clock menu more-arrow no yes mobile

Filed under:

Arizona Western TE Blake Whiteley commits to the Texas Longhorns

The big tight end is Charlie Strong's first commitment at Texas.

Blake Whiteley
Blake Whiteley
Courtesy of Peter Whiteley

After a Tuesday that was full of bad news on the recruiting trail for the Texas Longhorns, the commitment of Arizona Western tight end Blake Whiteley, as reported by multiple outlets.

The 6'5, 240-pound Canadian has four years to play three seasons of football after spending one year at Arizona Western after receiving little interest out of Vancouver when his high school career ended in 2013. Rated as a four-star prospect by 247Sports, the service has Whiteley as the No. 1 JUCO tight end in the country, the No. 2 JUCO prospect in Arizona, and the No. 24 JUCO prospect overall.
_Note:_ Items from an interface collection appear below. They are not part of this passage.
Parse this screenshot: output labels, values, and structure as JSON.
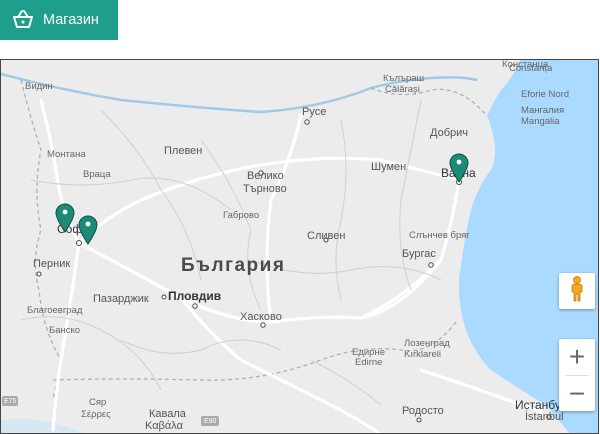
{
  "shop": {
    "label": "Магазин",
    "icon": "basket-icon"
  },
  "map": {
    "country_label": "България",
    "cities": {
      "sofia": "София",
      "pernik": "Перник",
      "plovdiv": "Пловдив",
      "varna": "Варна",
      "burgas": "Бургас",
      "ruse": "Русе",
      "pleven": "Плевен",
      "veliko1": "Велико",
      "veliko2": "Търново",
      "shumen": "Шумен",
      "dobrich": "Добрич",
      "haskovo": "Хасково",
      "pazardzhik": "Пазарджик",
      "sliven": "Сливен",
      "gabrovo": "Габрово",
      "montana": "Монтана",
      "vratsa": "Враца",
      "vidin": "Видин",
      "blagoevgrad": "Благоевград",
      "bansko": "Банско",
      "slanchev": "Слънчев бряг",
      "kalarash": "Кълъраш",
      "calarasi": "Călărași",
      "constanta_bg": "Констанца",
      "constanta": "Constanța",
      "eforie": "Eforie Nord",
      "mangalia_bg": "Мангалия",
      "mangalia": "Mangalia",
      "edirne_bg": "Едирне",
      "edirne": "Edirne",
      "kirklareli_bg": "Лозенград",
      "kirklareli": "Kırklareli",
      "rodosto": "Родосто",
      "istanbul": "Истанбул",
      "istanbul_lat": "İstanbul",
      "kavala_bg": "Кавала",
      "kavala": "Καβάλα",
      "serres_bg": "Сяр",
      "serres": "Σέρρες",
      "e90": "E90",
      "e75": "E75"
    },
    "markers": [
      {
        "name": "marker-sofia-1",
        "color": "#1e8a78"
      },
      {
        "name": "marker-sofia-2",
        "color": "#1e8a78"
      },
      {
        "name": "marker-varna",
        "color": "#1e8a78"
      }
    ],
    "controls": {
      "zoom_in": "+",
      "zoom_out": "−",
      "pegman_icon": "pegman-icon"
    },
    "colors": {
      "sea": "#aadaff",
      "land": "#ececec",
      "accent": "#1e9e8b"
    }
  }
}
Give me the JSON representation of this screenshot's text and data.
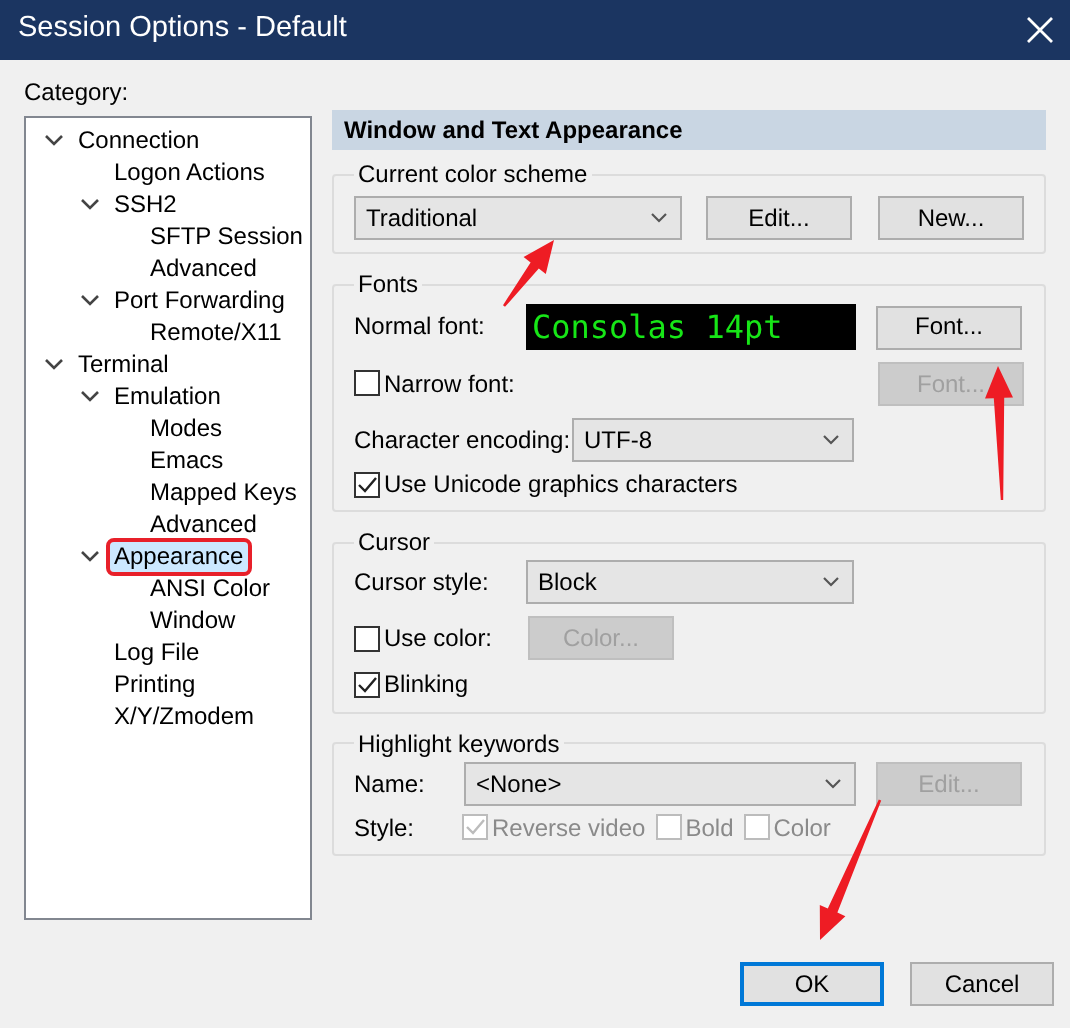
{
  "window": {
    "title": "Session Options - Default"
  },
  "category": {
    "label": "Category:",
    "tree": [
      {
        "label": "Connection",
        "expanded": true,
        "selected": false,
        "marked": false,
        "children": [
          {
            "label": "Logon Actions",
            "selected": false,
            "marked": false
          },
          {
            "label": "SSH2",
            "expanded": true,
            "selected": false,
            "marked": false,
            "children": [
              {
                "label": "SFTP Session",
                "selected": false,
                "marked": false
              },
              {
                "label": "Advanced",
                "selected": false,
                "marked": false
              }
            ]
          },
          {
            "label": "Port Forwarding",
            "expanded": true,
            "selected": false,
            "marked": false,
            "children": [
              {
                "label": "Remote/X11",
                "selected": false,
                "marked": false
              }
            ]
          }
        ]
      },
      {
        "label": "Terminal",
        "expanded": true,
        "selected": false,
        "marked": false,
        "children": [
          {
            "label": "Emulation",
            "expanded": true,
            "selected": false,
            "marked": false,
            "children": [
              {
                "label": "Modes",
                "selected": false,
                "marked": false
              },
              {
                "label": "Emacs",
                "selected": false,
                "marked": false
              },
              {
                "label": "Mapped Keys",
                "selected": false,
                "marked": false
              },
              {
                "label": "Advanced",
                "selected": false,
                "marked": false
              }
            ]
          },
          {
            "label": "Appearance",
            "expanded": true,
            "selected": true,
            "marked": true,
            "children": [
              {
                "label": "ANSI Color",
                "selected": false,
                "marked": false
              },
              {
                "label": "Window",
                "selected": false,
                "marked": false
              }
            ]
          },
          {
            "label": "Log File",
            "selected": false,
            "marked": false
          },
          {
            "label": "Printing",
            "selected": false,
            "marked": false
          },
          {
            "label": "X/Y/Zmodem",
            "selected": false,
            "marked": false
          }
        ]
      }
    ]
  },
  "panel": {
    "title": "Window and Text Appearance",
    "color_scheme": {
      "label": "Current color scheme",
      "value": "Traditional",
      "buttons": [
        {
          "label": "Edit...",
          "disabled": false
        },
        {
          "label": "New...",
          "disabled": false
        }
      ]
    },
    "fonts": {
      "label": "Fonts",
      "normal_font_label": "Normal font:",
      "normal_font_preview": "Consolas 14pt",
      "font_button": {
        "label": "Font...",
        "disabled": false
      },
      "narrow_font": {
        "label": "Narrow font:",
        "checked": false
      },
      "narrow_font_button": {
        "label": "Font...",
        "disabled": true
      },
      "encoding_label": "Character encoding:",
      "encoding_value": "UTF-8",
      "unicode_graphics": {
        "label": "Use Unicode graphics characters",
        "checked": true
      }
    },
    "cursor": {
      "label": "Cursor",
      "style_label": "Cursor style:",
      "style_value": "Block",
      "use_color": {
        "label": "Use color:",
        "checked": false
      },
      "color_button": {
        "label": "Color...",
        "disabled": true
      },
      "blinking": {
        "label": "Blinking",
        "checked": true
      }
    },
    "highlight": {
      "label": "Highlight keywords",
      "name_label": "Name:",
      "name_value": "<None>",
      "edit_button": {
        "label": "Edit...",
        "disabled": true
      },
      "style_label": "Style:",
      "style_options": [
        {
          "label": "Reverse video",
          "checked": true,
          "disabled": true
        },
        {
          "label": "Bold",
          "checked": false,
          "disabled": true
        },
        {
          "label": "Color",
          "checked": false,
          "disabled": true
        }
      ]
    }
  },
  "buttons": [
    {
      "label": "OK",
      "default": true
    },
    {
      "label": "Cancel",
      "default": false
    }
  ]
}
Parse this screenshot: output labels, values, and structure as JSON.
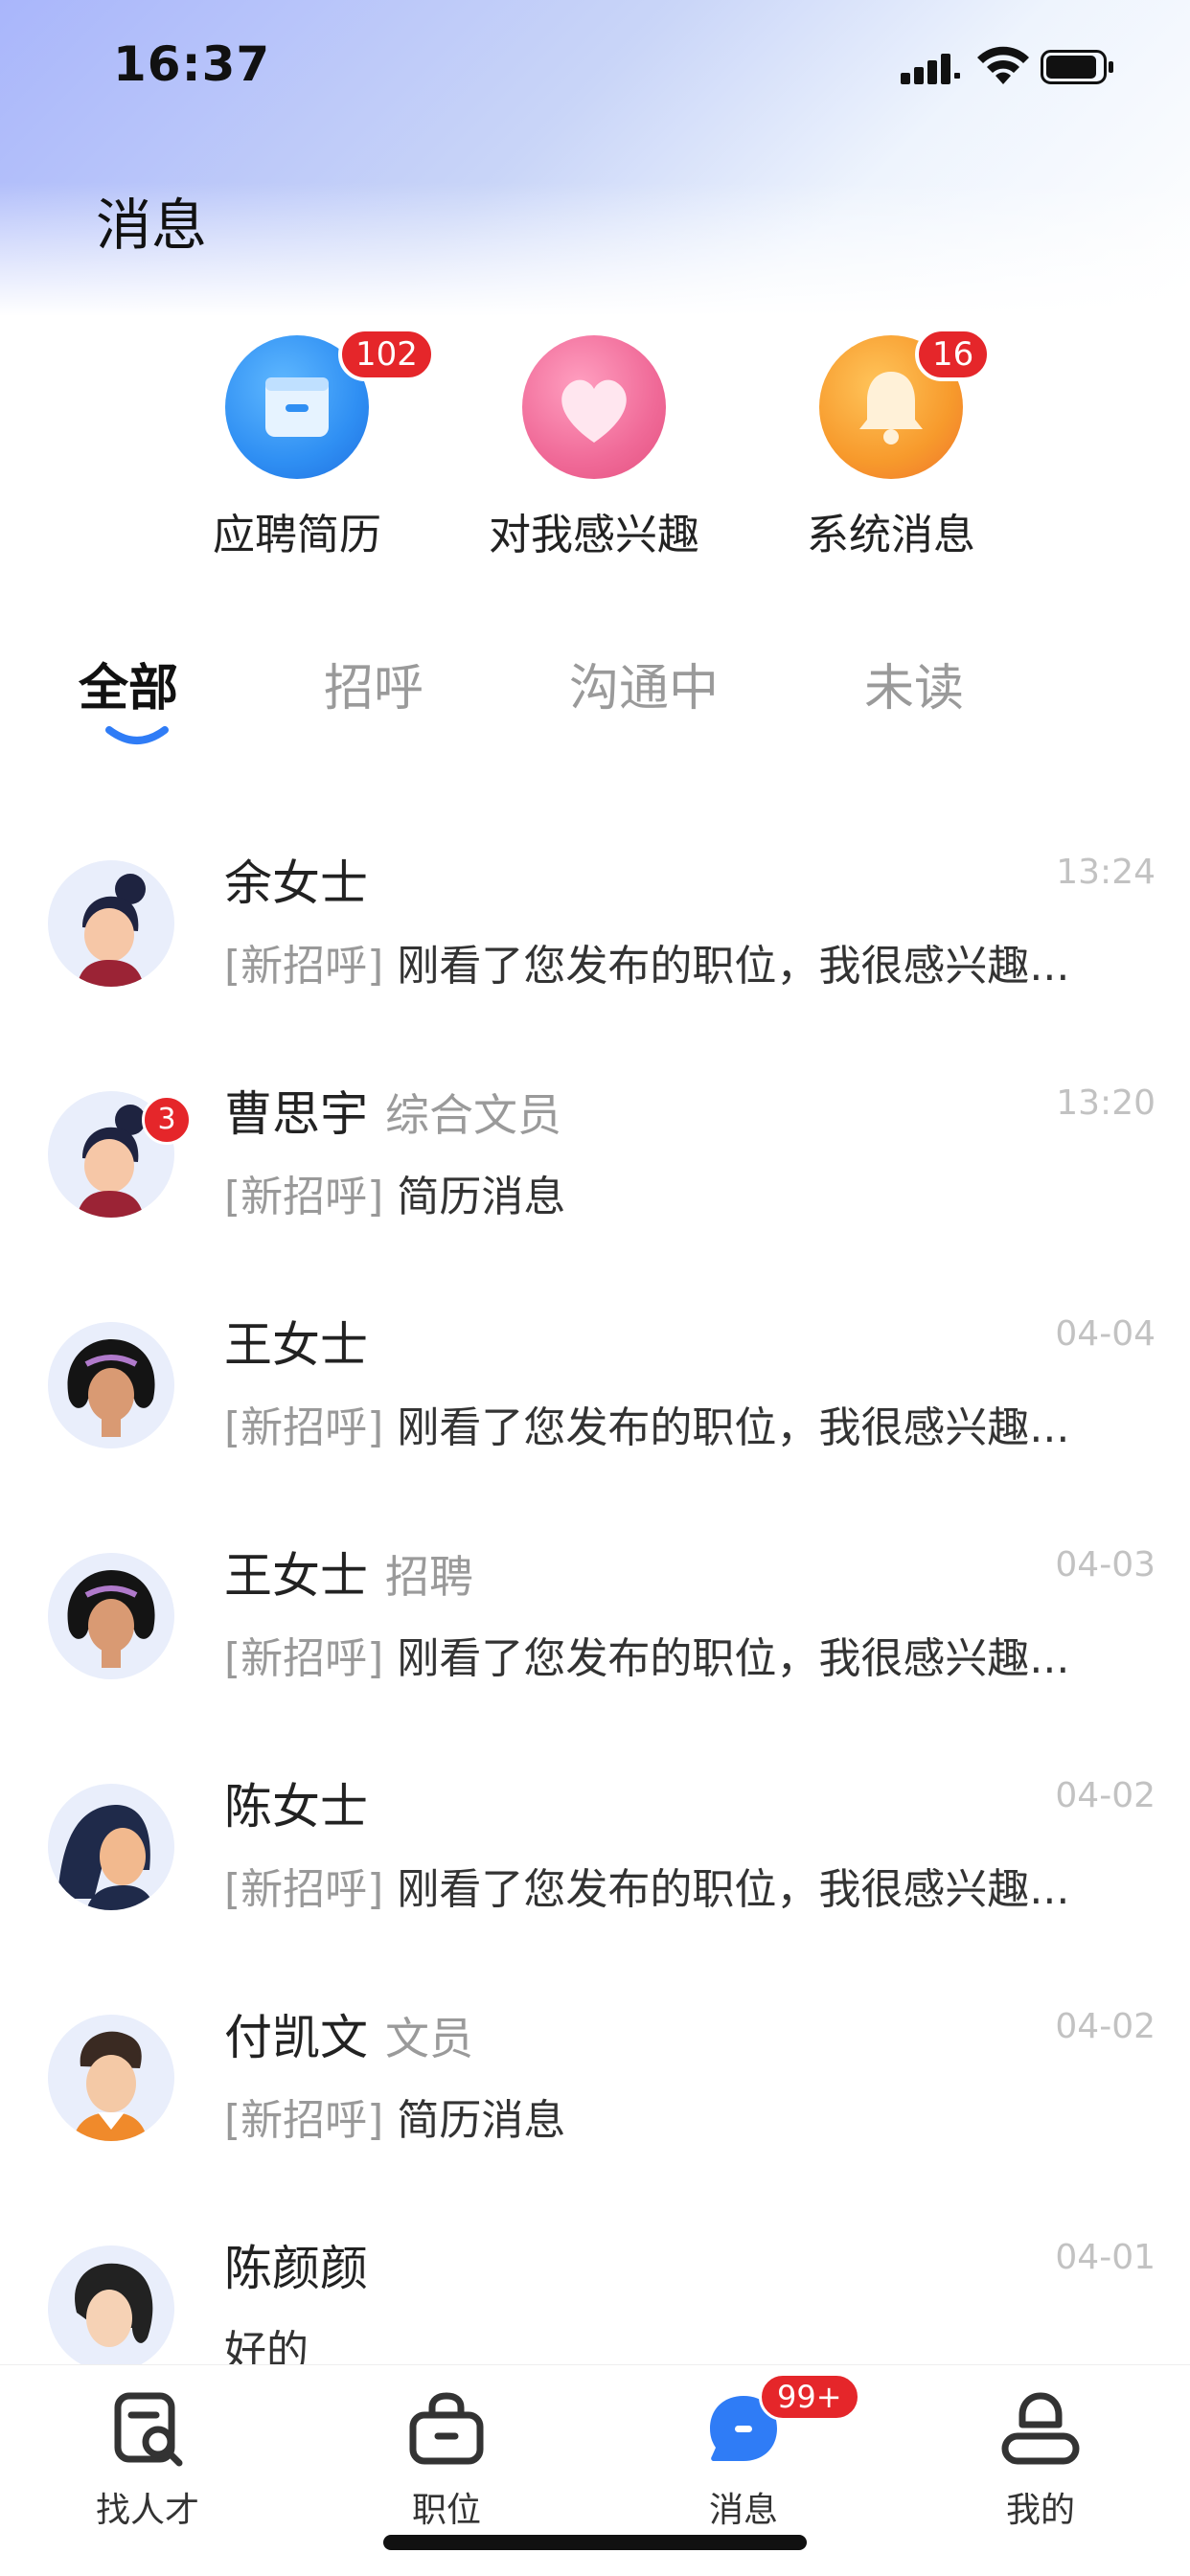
{
  "status_bar": {
    "time": "16:37"
  },
  "header": {
    "title": "消息"
  },
  "categories": [
    {
      "label": "应聘简历",
      "badge": "102",
      "icon": "resume-folder-icon",
      "color": "#2f8ff3"
    },
    {
      "label": "对我感兴趣",
      "badge": "",
      "icon": "heart-icon",
      "color": "#f06090"
    },
    {
      "label": "系统消息",
      "badge": "16",
      "icon": "bell-icon",
      "color": "#f59a2b"
    }
  ],
  "tabs": [
    {
      "label": "全部",
      "active": true
    },
    {
      "label": "招呼",
      "active": false
    },
    {
      "label": "沟通中",
      "active": false
    },
    {
      "label": "未读",
      "active": false
    }
  ],
  "messages": [
    {
      "name": "余女士",
      "role": "",
      "time": "13:24",
      "tag": "[新招呼]",
      "preview": "刚看了您发布的职位，我很感兴趣...",
      "unread": ""
    },
    {
      "name": "曹思宇",
      "role": "综合文员",
      "time": "13:20",
      "tag": "[新招呼]",
      "preview": "简历消息",
      "unread": "3"
    },
    {
      "name": "王女士",
      "role": "",
      "time": "04-04",
      "tag": "[新招呼]",
      "preview": "刚看了您发布的职位，我很感兴趣...",
      "unread": ""
    },
    {
      "name": "王女士",
      "role": "招聘",
      "time": "04-03",
      "tag": "[新招呼]",
      "preview": "刚看了您发布的职位，我很感兴趣...",
      "unread": ""
    },
    {
      "name": "陈女士",
      "role": "",
      "time": "04-02",
      "tag": "[新招呼]",
      "preview": "刚看了您发布的职位，我很感兴趣...",
      "unread": ""
    },
    {
      "name": "付凯文",
      "role": "文员",
      "time": "04-02",
      "tag": "[新招呼]",
      "preview": "简历消息",
      "unread": ""
    },
    {
      "name": "陈颜颜",
      "role": "",
      "time": "04-01",
      "tag": "",
      "preview": "好的",
      "unread": ""
    }
  ],
  "bottom_nav": [
    {
      "label": "找人才",
      "icon": "find-talent-icon",
      "active": false
    },
    {
      "label": "职位",
      "icon": "briefcase-icon",
      "active": false
    },
    {
      "label": "消息",
      "icon": "chat-bubble-icon",
      "active": true,
      "badge": "99+"
    },
    {
      "label": "我的",
      "icon": "profile-icon",
      "active": false
    }
  ],
  "colors": {
    "accent": "#2f7cf6",
    "badge": "#e5262a",
    "muted": "#9a9a9a"
  }
}
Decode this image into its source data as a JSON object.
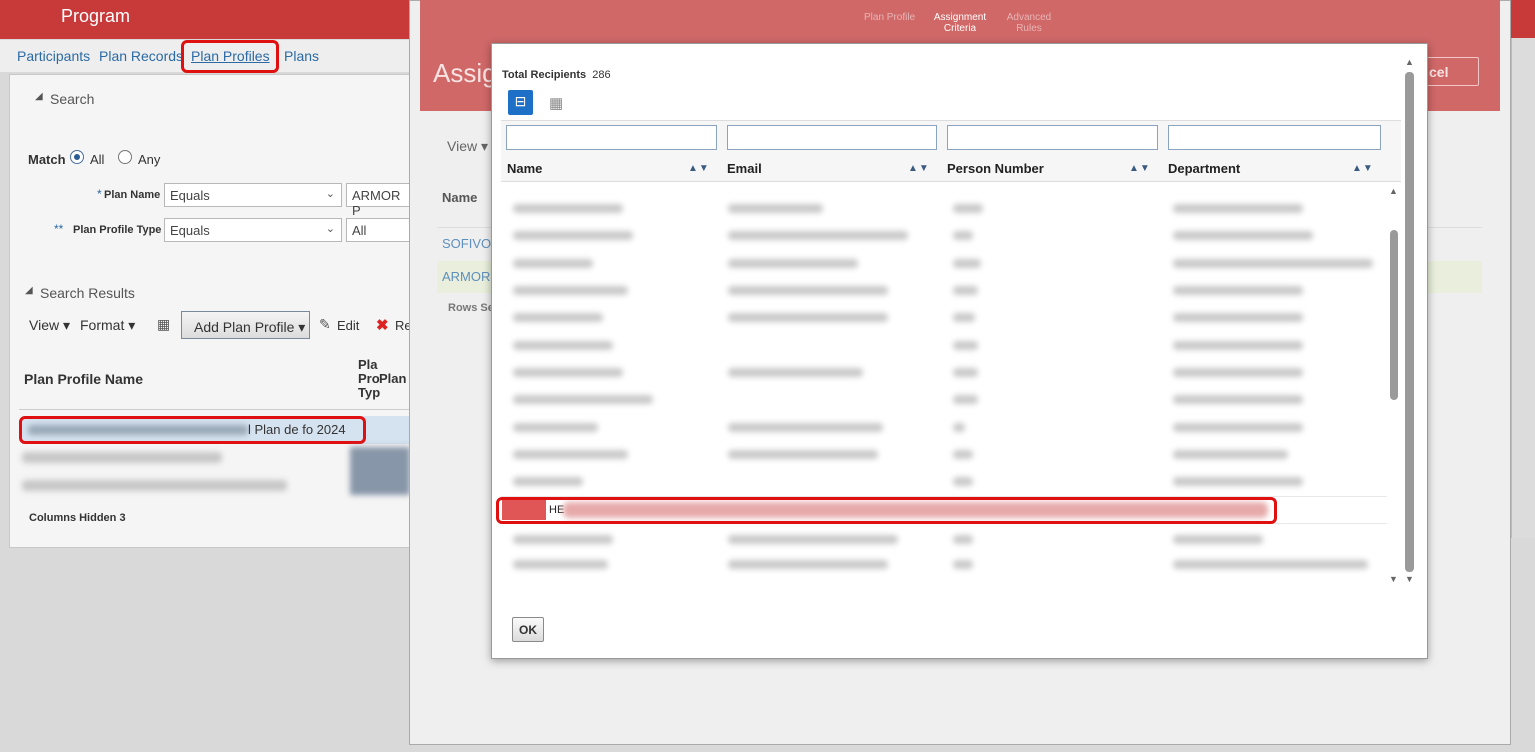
{
  "app": {
    "title": "Program"
  },
  "tabs": [
    "Participants",
    "Plan Records",
    "Plan Profiles",
    "Plans"
  ],
  "search": {
    "header": "Search",
    "match_label": "Match",
    "match_all": "All",
    "match_any": "Any",
    "plan_name_req": "*",
    "plan_name_label": "Plan Name",
    "plan_name_op": "Equals",
    "plan_name_value": "ARMOR P",
    "profile_type_req": "**",
    "profile_type_label": "Plan Profile Type",
    "profile_type_op": "Equals",
    "profile_type_value": "All"
  },
  "results": {
    "header": "Search Results",
    "view": "View",
    "format": "Format",
    "add_button": "Add Plan Profile",
    "edit": "Edit",
    "remove": "Re",
    "col_name": "Plan Profile Name",
    "col_type_1": "Pla",
    "col_type_2": "Pro",
    "col_type_3": "Typ",
    "col_plan": "Plan",
    "row1_text": "l Plan de fo 2024",
    "columns_hidden_label": "Columns Hidden",
    "columns_hidden_count": "3"
  },
  "underlying": {
    "train": [
      "Plan Profile",
      "Assignment Criteria",
      "Advanced Rules"
    ],
    "title": "Assig",
    "cancel": "cel",
    "view": "View",
    "col_name": "Name",
    "row1": "SOFIVO",
    "row2": "ARMOR",
    "rows_sel": "Rows Se"
  },
  "modal": {
    "total_label": "Total Recipients",
    "total_count": "286",
    "columns": [
      "Name",
      "Email",
      "Person Number",
      "Department"
    ],
    "highlight_text": "HE",
    "ok": "OK"
  },
  "colors": {
    "brand_red": "#c8393a",
    "link_blue": "#2b6aa5",
    "highlight": "#e01010"
  }
}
Texas was the choice over offers from Arkansas, Virginia, Purdue, TCU, West Virginia, and a host of smaller schools. Whiteley had taken an official visit to see the Razorbacks days before visiting the Longhorns and Bret Beliema's program was considered the biggest competition for Texas.

The easy comparison with Whiteley is the fellow JUCO product Geoff Swaim, who was the most effective blocker for Texas after enrolling early out of Butte CC in California. Like Swaim, Whiteley looks like a passable athlete in the passing game, though he doesn't project as a difference maker there -- his value in college will likely also be in the run game.

For perspective on Whiteley's impact in the passing game, he had eight catches for 67 yards and two touchdowns during his season at Western.

However, Whiteley was much more productive in high school, accumulating 68 catches for 1,118 yards and 16 touchdowns.

As the above highlight shows, Whiteley has body control that equals or better his athleticism, allowing him to twist to make plays on the football. Equally impressive is his ability to catch outside the framework of his body, high-pointing the football when necessary and bending and diving to make plays on balls closer to the ground.

There's not a great deal of advanced route running or much after the catch ability, but that's not overly surprising given the position -- there are only a handful of tight ends in the world capable of making defenders miss on a consistent basis.

So, at the least, there is evidence of Whiteley showing skills that should help endear him to his quarterbacks at Texas after the two high-profile drops by Swaim in the Alamo Bowl -- Whiteley has made tough catches in competitive environments.

Utilized often as a move blocker at Butte College, Swaim really had a chance to put some vicious hits on opponents with momentum already generated coming out of the backfield or moving across the formation, a fact that rather colors a viewing of Whiteley's film at Arizona Western, where the Canadian product is also a highly effective blocker, but from a mostly in-line position.

Whiteley may not be as versatile as the current Longhorn -- there's certainly no way from the Western film to tell, really -- but he is persistent enough with his leg drive and good enough with his hand placement to get his fair share of pancakes.

Even in-line though, it looks like Whiteley doesn't quite have the same roll as Swaim through the hips that helps produce his power, but Whiteley's also a year younger in the trenches a position that requires some hard work to develop the strength to root out defenders even at the junior-college level.

At a position where the outgoing coaching staff appeared to have little or no plan for most of the process, landing the best junior college tight end in the country, a player who has benefited from a year of maturation and strength training out of high school and still has four years to play three seasons, is a major coup for a program that desperately needed to at least find a body at the position.

Consider Whiteley perhaps the best body legitimately available to the Longhorns.